If you’ve ever seen an unboxing video, you know the trend. A product spokesperson, customer, or social media influencer receives a package and records the process of opening and unpacking its contents. The brand whose items are inside then gains invaluable recognition as the recipient describes the experience of receiving and unboxing their product. 

The key word here is experience. Opening a box full of bubble wrap or (get the vacuum ready) packing peanuts does not lend itself to compelling video content. What cements a product in the viewer’s mind is the branded experience. This could be personalized tissue paper, a thematic wrap element, clever inlay design, or custom selected product samples, to name a few.

The same goes for a customer or gift recipient in real life. Whether online or in person, the end-user presentation is a critical component of the full brand experience. 

Tissue paper and ROI? Yes.

The personalization trend has been on an upward track for the last five years or so, with some product categories diving in deeper than others. If you’ve ever purchased a baby gift, for example, you know that a name can be added to just about anything. While the trend is projected to continue, with one market research study predicting that the personalized gifts market will reach $38.66 Billion by 2027, there is a significant cost involved for those companies. For example, personalizing a physical item typically requires tailored machinery and other expensive equipment on top of additional manpower and processing time. 

Personalizing packaging, however, impacts only the packing phase of a pick/pack/ship operation and doesn’t require costly equipment or timely processes.
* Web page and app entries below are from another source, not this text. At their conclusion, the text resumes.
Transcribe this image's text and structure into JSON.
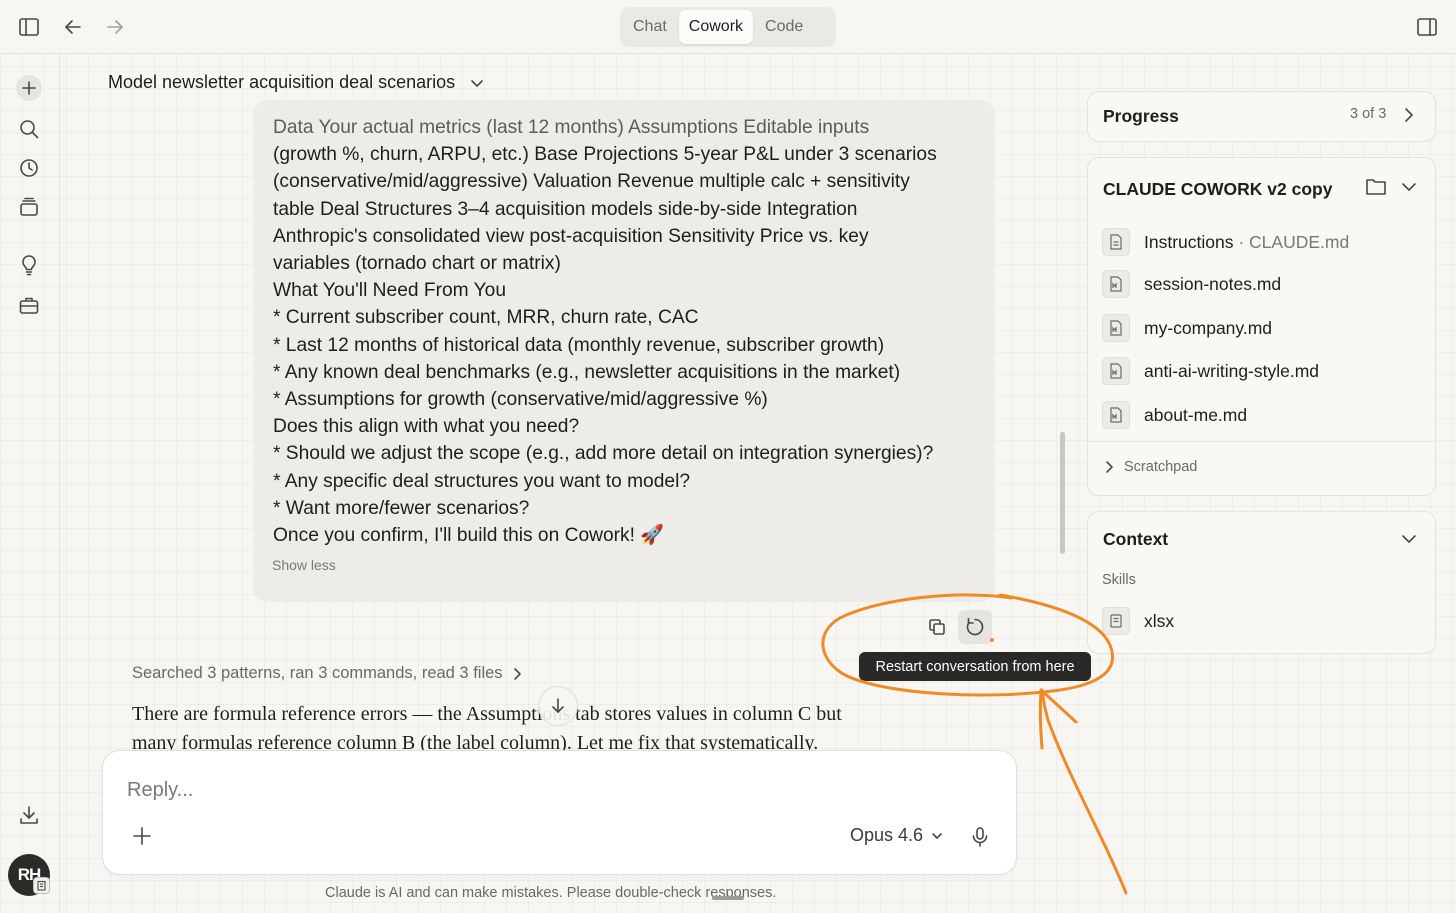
{
  "topbar": {
    "modes": [
      {
        "label": "Chat",
        "active": false
      },
      {
        "label": "Cowork",
        "active": true
      },
      {
        "label": "Code",
        "active": false
      }
    ]
  },
  "sidebar": {
    "icons": [
      "new-chat-icon",
      "search-icon",
      "history-icon",
      "projects-icon",
      "ideas-icon",
      "briefcase-icon",
      "download-icon"
    ],
    "avatar_initials": "RH"
  },
  "conversation": {
    "title": "Model newsletter acquisition deal scenarios",
    "bubble_lines": [
      "Data Your actual metrics (last 12 months) Assumptions Editable inputs",
      "(growth %, churn, ARPU, etc.) Base Projections 5-year P&L under 3 scenarios",
      "(conservative/mid/aggressive) Valuation Revenue multiple calc + sensitivity",
      "table Deal Structures 3–4 acquisition models side-by-side Integration",
      "Anthropic's consolidated view post-acquisition Sensitivity Price vs. key",
      "variables (tornado chart or matrix)",
      "What You'll Need From You",
      "* Current subscriber count, MRR, churn rate, CAC",
      "* Last 12 months of historical data (monthly revenue, subscriber growth)",
      "* Any known deal benchmarks (e.g., newsletter acquisitions in the market)",
      "* Assumptions for growth (conservative/mid/aggressive %)",
      "Does this align with what you need?",
      "* Should we adjust the scope (e.g., add more detail on integration synergies)?",
      "* Any specific deal structures you want to model?",
      "* Want more/fewer scenarios?",
      "Once you confirm, I'll build this on Cowork! 🚀"
    ],
    "show_less": "Show less",
    "tooltip": "Restart conversation from here",
    "activity": "Searched 3 patterns, ran 3 commands, read 3 files",
    "assistant_lines": [
      "There are formula reference errors — the Assumptions tab stores values in column C but",
      "many formulas reference column B (the label column). Let me fix that systematically."
    ]
  },
  "composer": {
    "placeholder": "Reply...",
    "model": "Opus 4.6",
    "disclaimer": "Claude is AI and can make mistakes. Please double-check responses."
  },
  "panel": {
    "progress": {
      "title": "Progress",
      "count": "3 of 3"
    },
    "folder": {
      "title": "CLAUDE COWORK v2 copy",
      "instructions": {
        "label": "Instructions",
        "sep": " · ",
        "file": "CLAUDE.md"
      },
      "files": [
        "session-notes.md",
        "my-company.md",
        "anti-ai-writing-style.md",
        "about-me.md"
      ],
      "scratchpad": "Scratchpad"
    },
    "context": {
      "title": "Context",
      "skills_label": "Skills",
      "skills": [
        "xlsx"
      ]
    }
  },
  "colors": {
    "background": "#f7f6f2",
    "annotation": "#f08a24",
    "tooltip_bg": "#2a2927"
  }
}
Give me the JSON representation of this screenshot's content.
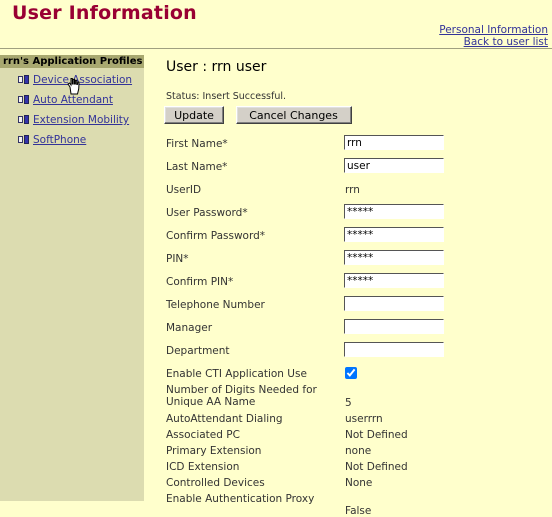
{
  "header": {
    "title": "User Information",
    "links": [
      {
        "label": "Personal Information",
        "name": "personal-information-link"
      },
      {
        "label": "Back to user list",
        "name": "back-to-user-list-link"
      }
    ]
  },
  "sidebar": {
    "header": "rrn's Application Profiles",
    "items": [
      {
        "label": "Device Association"
      },
      {
        "label": "Auto Attendant"
      },
      {
        "label": "Extension Mobility"
      },
      {
        "label": "SoftPhone"
      }
    ]
  },
  "main": {
    "title": "User : rrn user",
    "status": "Status: Insert Successful.",
    "buttons": {
      "update": "Update",
      "cancel": "Cancel Changes"
    },
    "fields": [
      {
        "label": "First Name*",
        "value": "rrn",
        "type": "text"
      },
      {
        "label": "Last Name*",
        "value": "user",
        "type": "text"
      },
      {
        "label": "UserID",
        "value": "rrn",
        "type": "static"
      },
      {
        "label": "User Password*",
        "value": "*****",
        "type": "text"
      },
      {
        "label": "Confirm Password*",
        "value": "*****",
        "type": "text"
      },
      {
        "label": "PIN*",
        "value": "*****",
        "type": "text"
      },
      {
        "label": "Confirm PIN*",
        "value": "*****",
        "type": "text"
      },
      {
        "label": "Telephone Number",
        "value": "",
        "type": "text"
      },
      {
        "label": "Manager",
        "value": "",
        "type": "text"
      },
      {
        "label": "Department",
        "value": "",
        "type": "text"
      },
      {
        "label": "Enable CTI Application Use",
        "value": "checked",
        "type": "checkbox"
      }
    ],
    "readonly": [
      {
        "label": "Number of Digits Needed for\nUnique AA Name",
        "value": "5"
      },
      {
        "label": "AutoAttendant Dialing",
        "value": "userrrn"
      },
      {
        "label": "Associated PC",
        "value": "Not Defined"
      },
      {
        "label": "Primary Extension",
        "value": "none"
      },
      {
        "label": "ICD Extension",
        "value": "Not Defined"
      },
      {
        "label": "Controlled Devices",
        "value": "None"
      },
      {
        "label": "Enable Authentication Proxy",
        "value": "False"
      }
    ]
  },
  "colors": {
    "page_background": "#ffffcc",
    "title": "#990033",
    "link": "#333399",
    "sidebar_background": "#dcdcb0",
    "sidebar_header_background": "#a8a870",
    "button_face": "#d4d0c8"
  }
}
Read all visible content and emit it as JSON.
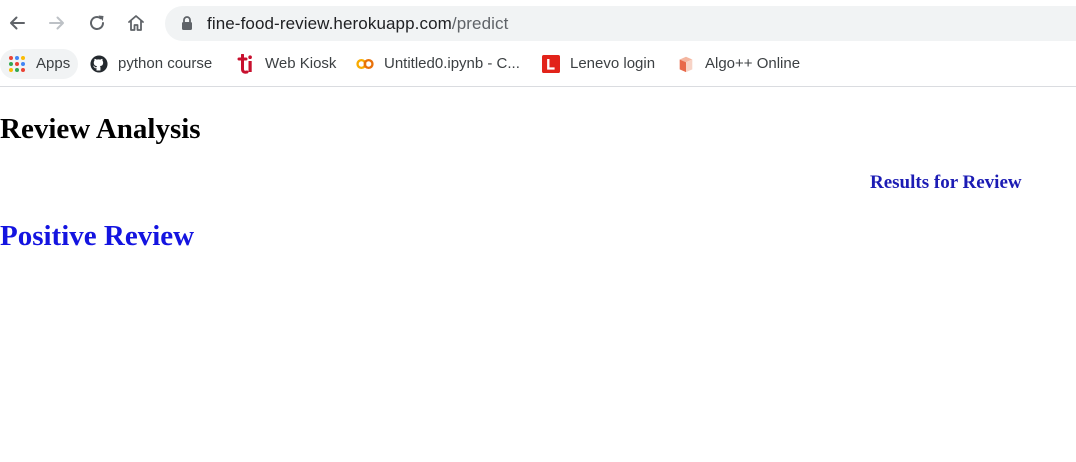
{
  "browser": {
    "url_host": "fine-food-review.herokuapp.com",
    "url_path": "/predict",
    "icons": {
      "back": "arrow-left-icon",
      "forward": "arrow-right-icon",
      "reload": "reload-icon",
      "home": "home-icon",
      "lock": "lock-icon"
    }
  },
  "bookmarks": [
    {
      "label": "Apps",
      "icon": "apps-grid-icon"
    },
    {
      "label": "python course",
      "icon": "github-icon"
    },
    {
      "label": "Web Kiosk",
      "icon": "ti-logo-icon"
    },
    {
      "label": "Untitled0.ipynb - C...",
      "icon": "colab-icon"
    },
    {
      "label": "Lenevo login",
      "icon": "l-logo-icon"
    },
    {
      "label": "Algo++ Online",
      "icon": "cube-icon"
    }
  ],
  "page": {
    "title": "Review Analysis",
    "results_heading": "Results for Review",
    "result": "Positive Review"
  },
  "colors": {
    "result_color": "#1414e0",
    "heading_color": "#1c1cb4"
  }
}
For a relatively small uptick in investment, specialized wrapping or messaging creates a sense of indulgence and adds a layer of luxury to any type of product regardless of price point. Once again, the experience is the goal, regardless of the product category. 

Beyond the box

Another layer of the personalization puzzle is ownership of the process, by both the brand and the consumer. For online shoppers, that customization could come at the online checkout point, where optionality might reflect, for example, the growing trend around sustainability. Given the option, consumers today are more likely to choose scaled-back packaging choices to be more environmentally conscious. 

Communication options also provide a customizable channel. For example, allow customers to request fewer or more frequent notifications during the purchase-to-delivery cycle. Likewise, enabling multiple channels for customer service such as chat, email, and phone support allows customers to get the support they require, how and when they want it.

On the brand side, owning the personalization process allows for the greatest agility to customize specific elements. While larger entities like Amazon are cited as leaders in providing speed and reliability, the “brown box” experience does not enable the kind of emotional investment and purchase experience that allows your brand to stand out. 

Executing at scale

Once a brand chooses, designs, and executes a customized packaging experience, proof of effectiveness must be tested in terms of whether it can effectively scale on the busiest day of the year — whenever this may be for a brand. 

When a business executes a customized experience program on their busiest day of the year, they are making a vital initial impression at a time when they have the highest concentration of new customers. Providing a premiere, brand-centric experience during peak periods makes the most of the opportunity a business has to capture shopper attention and convert them to long-term, loyal customers. 

Data supports this shift; one report stated that 65% of US customers find a positive experience with a brand to be more influential than great advertising, a testament to the power of creating a memorable interaction. Even simple personalization of product packaging lends to this more positive experience.

Across industry verticals, everyone is trying to solve the personalization equation. When that positive interaction is done well, and if it can be achieved through the nominal cost of custom packaging, businesses have the potential to move a larger market share into their direct-to-consumer channel — where a brand’s biggest profit should ultimately be.

Jamie Saucedo is SVP of Business Operations at PFS.